━━━ DATA PROVIDED
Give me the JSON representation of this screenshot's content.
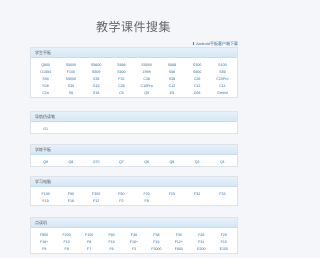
{
  "header": {
    "title": "教学课件搜集",
    "download_label": "Android平板客户端下载"
  },
  "sections": [
    {
      "title": "学生平板",
      "items": [
        "Q800",
        "S5000",
        "S5600",
        "S666",
        "S5000",
        "S888",
        "S300",
        "S100",
        "G1554",
        "F100",
        "S509",
        "S500",
        "Z999",
        "S56",
        "S600",
        "S56",
        "S90",
        "S5000",
        "S35",
        "F32",
        "C36",
        "S38",
        "C26",
        "C20Pro",
        "S26",
        "S35",
        "G15",
        "C26",
        "C10Pro",
        "C12",
        "C12",
        "C11",
        "C16",
        "S6",
        "S16",
        "C5",
        "Q5",
        "E5",
        "D26",
        "Greenl"
      ]
    },
    {
      "title": "导航仿读笔",
      "items": [
        "G1"
      ]
    },
    {
      "title": "学练平板",
      "items": [
        "Q8",
        "Q8",
        "G70",
        "Q7",
        "Q6",
        "Q5",
        "Q2",
        "Q1"
      ]
    },
    {
      "title": "学习电脑",
      "items": [
        "F100",
        "F50",
        "F300",
        "F50",
        "F20",
        "F25",
        "F32",
        "F33",
        "F15",
        "F16",
        "F12",
        "F2",
        "F8"
      ]
    },
    {
      "title": "点读机",
      "items": [
        "F800",
        "F200",
        "F100",
        "F60",
        "F36",
        "F38",
        "F30",
        "F28",
        "F20",
        "F16+",
        "F10",
        "F8",
        "F16",
        "F16+",
        "F16",
        "F12+",
        "F11",
        "F10",
        "F9",
        "F8",
        "F7",
        "F6",
        "F3",
        "F3000",
        "F600",
        "E200",
        "E100"
      ]
    }
  ]
}
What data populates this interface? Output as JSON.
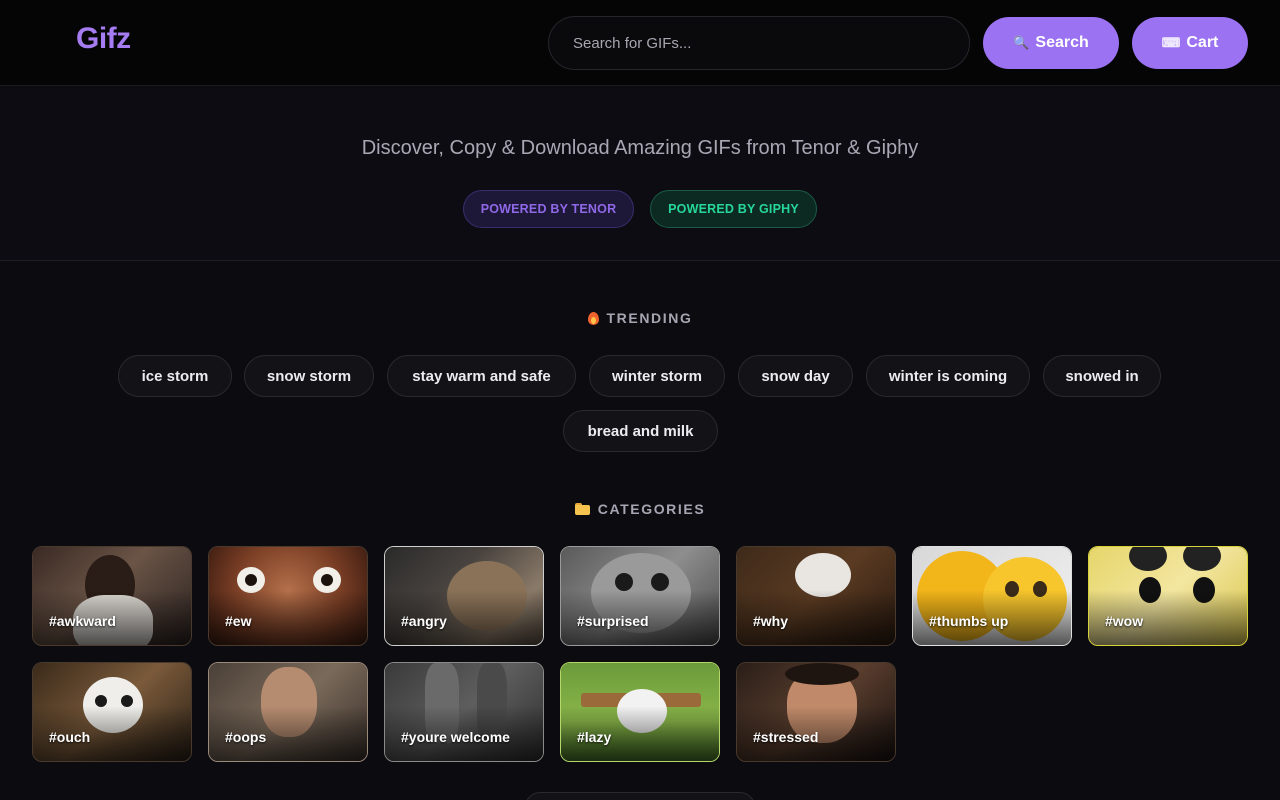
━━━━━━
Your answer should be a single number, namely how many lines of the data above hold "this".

2